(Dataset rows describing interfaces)
------------------------------

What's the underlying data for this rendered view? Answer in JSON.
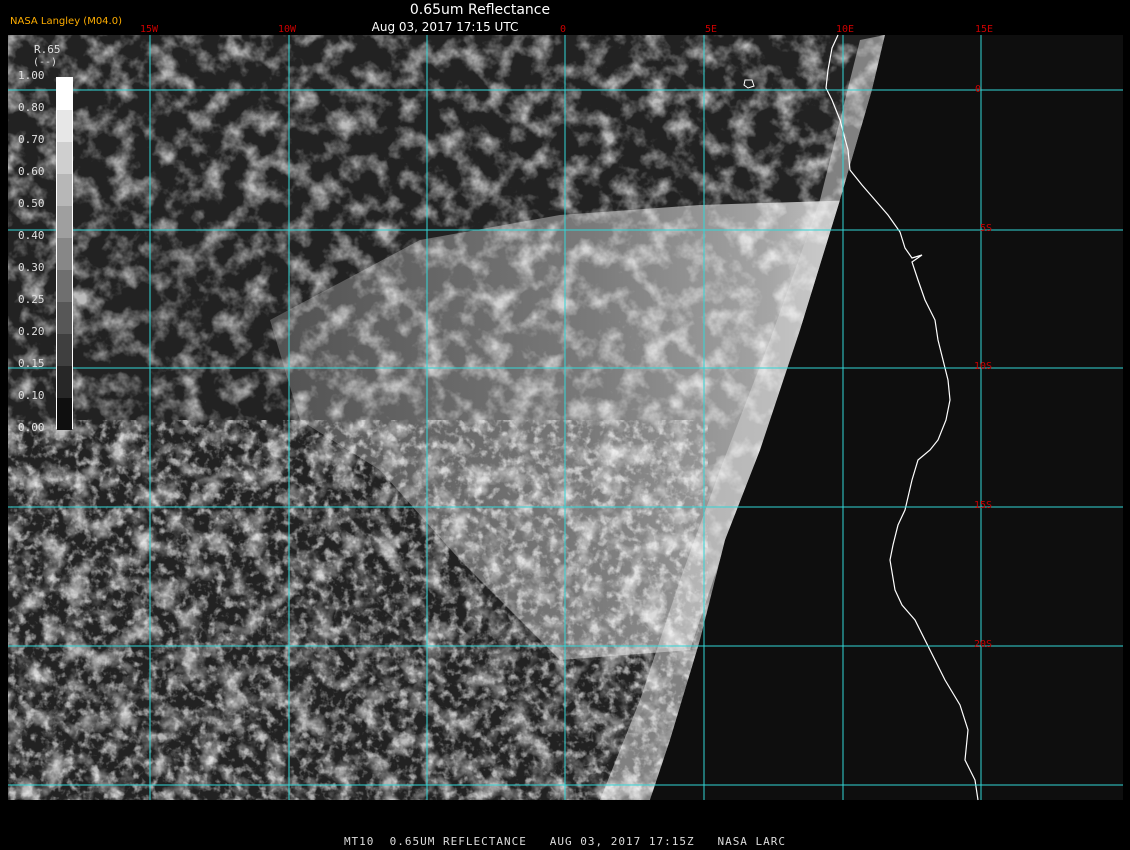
{
  "header": {
    "title": "0.65um Reflectance",
    "datetime": "Aug 03, 2017 17:15 UTC",
    "brand": "NASA Langley (M04.0)"
  },
  "footer": {
    "caption": "MT10  0.65UM REFLECTANCE   AUG 03, 2017 17:15Z   NASA LARC"
  },
  "grid": {
    "longitude_labels": [
      "15W",
      "10W",
      "0",
      "5E",
      "10E",
      "15E"
    ],
    "latitude_labels": [
      "0",
      "5S",
      "10S",
      "15S",
      "20S"
    ],
    "color": "#33d6d6",
    "label_color": "#cc0000"
  },
  "colorbar": {
    "title": "R.65",
    "unit": "(--)",
    "ticks": [
      "1.00",
      "0.80",
      "0.70",
      "0.60",
      "0.50",
      "0.40",
      "0.30",
      "0.25",
      "0.20",
      "0.15",
      "0.10",
      "0.00"
    ]
  },
  "colors": {
    "background": "#000000",
    "ocean": "#1c1c1c",
    "land": "#0a0a0a",
    "coastline": "#ffffff",
    "brand": "#ffae00"
  }
}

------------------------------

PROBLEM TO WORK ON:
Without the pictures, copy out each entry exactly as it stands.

ANSWER SECTION:
What's the underlying data for this rendered view? Answer in JSON.
{
  "header": {
    "title": "0.65um Reflectance",
    "datetime": "Aug 03, 2017 17:15 UTC",
    "brand": "NASA Langley (M04.0)"
  },
  "footer": {
    "caption": "MT10  0.65UM REFLECTANCE   AUG 03, 2017 17:15Z   NASA LARC"
  },
  "grid": {
    "longitude_labels": [
      "15W",
      "10W",
      "0",
      "5E",
      "10E",
      "15E"
    ],
    "latitude_labels": [
      "0",
      "5S",
      "10S",
      "15S",
      "20S"
    ],
    "color": "#33d6d6",
    "label_color": "#cc0000"
  },
  "colorbar": {
    "title": "R.65",
    "unit": "(--)",
    "ticks": [
      "1.00",
      "0.80",
      "0.70",
      "0.60",
      "0.50",
      "0.40",
      "0.30",
      "0.25",
      "0.20",
      "0.15",
      "0.10",
      "0.00"
    ]
  },
  "colors": {
    "background": "#000000",
    "ocean": "#1c1c1c",
    "land": "#0a0a0a",
    "coastline": "#ffffff",
    "brand": "#ffae00"
  }
}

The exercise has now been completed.